▶ SOURCE DATA:
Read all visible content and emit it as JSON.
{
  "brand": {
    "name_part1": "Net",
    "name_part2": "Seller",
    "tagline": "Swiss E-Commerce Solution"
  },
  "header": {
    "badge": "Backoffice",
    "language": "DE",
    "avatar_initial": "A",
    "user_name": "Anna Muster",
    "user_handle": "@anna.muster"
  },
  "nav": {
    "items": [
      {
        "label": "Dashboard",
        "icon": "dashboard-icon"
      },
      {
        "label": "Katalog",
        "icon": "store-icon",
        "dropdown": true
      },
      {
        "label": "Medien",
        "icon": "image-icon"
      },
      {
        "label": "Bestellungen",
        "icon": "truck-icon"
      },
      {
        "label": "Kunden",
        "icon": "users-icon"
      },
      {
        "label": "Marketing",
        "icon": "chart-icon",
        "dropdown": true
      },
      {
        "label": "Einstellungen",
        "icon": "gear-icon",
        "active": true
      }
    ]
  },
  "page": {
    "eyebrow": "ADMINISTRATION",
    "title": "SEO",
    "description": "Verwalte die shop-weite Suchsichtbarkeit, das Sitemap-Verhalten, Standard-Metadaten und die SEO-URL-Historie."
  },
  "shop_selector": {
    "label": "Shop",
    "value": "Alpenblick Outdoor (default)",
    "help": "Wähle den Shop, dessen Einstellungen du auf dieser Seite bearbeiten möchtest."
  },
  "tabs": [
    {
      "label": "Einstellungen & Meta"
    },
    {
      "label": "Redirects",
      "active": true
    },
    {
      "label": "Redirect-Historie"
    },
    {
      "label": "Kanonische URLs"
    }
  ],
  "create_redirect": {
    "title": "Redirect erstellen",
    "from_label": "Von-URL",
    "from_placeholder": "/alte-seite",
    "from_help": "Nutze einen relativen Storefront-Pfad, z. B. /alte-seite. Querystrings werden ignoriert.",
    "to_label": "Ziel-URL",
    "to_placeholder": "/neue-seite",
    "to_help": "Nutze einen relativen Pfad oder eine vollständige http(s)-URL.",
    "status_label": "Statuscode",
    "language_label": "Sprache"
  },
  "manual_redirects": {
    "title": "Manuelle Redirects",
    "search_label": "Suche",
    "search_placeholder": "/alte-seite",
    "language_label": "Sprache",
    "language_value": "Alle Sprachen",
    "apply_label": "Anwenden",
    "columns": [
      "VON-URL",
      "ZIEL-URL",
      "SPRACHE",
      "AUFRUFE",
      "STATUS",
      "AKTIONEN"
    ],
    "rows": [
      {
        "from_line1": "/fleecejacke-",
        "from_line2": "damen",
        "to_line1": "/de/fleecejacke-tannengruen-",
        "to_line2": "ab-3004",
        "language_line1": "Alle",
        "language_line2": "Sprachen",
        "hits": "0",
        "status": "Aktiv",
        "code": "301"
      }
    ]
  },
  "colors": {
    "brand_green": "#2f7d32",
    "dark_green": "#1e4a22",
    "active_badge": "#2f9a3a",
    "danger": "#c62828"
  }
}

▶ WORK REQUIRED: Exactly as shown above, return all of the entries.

▶ TASK SOLUTION:
Read all visible content and emit it as JSON.
{
  "brand": {
    "name_part1": "Net",
    "name_part2": "Seller",
    "tagline": "Swiss E-Commerce Solution"
  },
  "header": {
    "badge": "Backoffice",
    "language": "DE",
    "avatar_initial": "A",
    "user_name": "Anna Muster",
    "user_handle": "@anna.muster"
  },
  "nav": {
    "items": [
      {
        "label": "Dashboard",
        "icon": "dashboard-icon"
      },
      {
        "label": "Katalog",
        "icon": "store-icon",
        "dropdown": true
      },
      {
        "label": "Medien",
        "icon": "image-icon"
      },
      {
        "label": "Bestellungen",
        "icon": "truck-icon"
      },
      {
        "label": "Kunden",
        "icon": "users-icon"
      },
      {
        "label": "Marketing",
        "icon": "chart-icon",
        "dropdown": true
      },
      {
        "label": "Einstellungen",
        "icon": "gear-icon",
        "active": true
      }
    ]
  },
  "page": {
    "eyebrow": "ADMINISTRATION",
    "title": "SEO",
    "description": "Verwalte die shop-weite Suchsichtbarkeit, das Sitemap-Verhalten, Standard-Metadaten und die SEO-URL-Historie."
  },
  "shop_selector": {
    "label": "Shop",
    "value": "Alpenblick Outdoor (default)",
    "help": "Wähle den Shop, dessen Einstellungen du auf dieser Seite bearbeiten möchtest."
  },
  "tabs": [
    {
      "label": "Einstellungen & Meta"
    },
    {
      "label": "Redirects",
      "active": true
    },
    {
      "label": "Redirect-Historie"
    },
    {
      "label": "Kanonische URLs"
    }
  ],
  "create_redirect": {
    "title": "Redirect erstellen",
    "from_label": "Von-URL",
    "from_placeholder": "/alte-seite",
    "from_help": "Nutze einen relativen Storefront-Pfad, z. B. /alte-seite. Querystrings werden ignoriert.",
    "to_label": "Ziel-URL",
    "to_placeholder": "/neue-seite",
    "to_help": "Nutze einen relativen Pfad oder eine vollständige http(s)-URL.",
    "status_label": "Statuscode",
    "language_label": "Sprache"
  },
  "manual_redirects": {
    "title": "Manuelle Redirects",
    "search_label": "Suche",
    "search_placeholder": "/alte-seite",
    "language_label": "Sprache",
    "language_value": "Alle Sprachen",
    "apply_label": "Anwenden",
    "columns": [
      "VON-URL",
      "ZIEL-URL",
      "SPRACHE",
      "AUFRUFE",
      "STATUS",
      "AKTIONEN"
    ],
    "rows": [
      {
        "from_line1": "/fleecejacke-",
        "from_line2": "damen",
        "to_line1": "/de/fleecejacke-tannengruen-",
        "to_line2": "ab-3004",
        "language_line1": "Alle",
        "language_line2": "Sprachen",
        "hits": "0",
        "status": "Aktiv",
        "code": "301"
      }
    ]
  },
  "colors": {
    "brand_green": "#2f7d32",
    "dark_green": "#1e4a22",
    "active_badge": "#2f9a3a",
    "danger": "#c62828"
  }
}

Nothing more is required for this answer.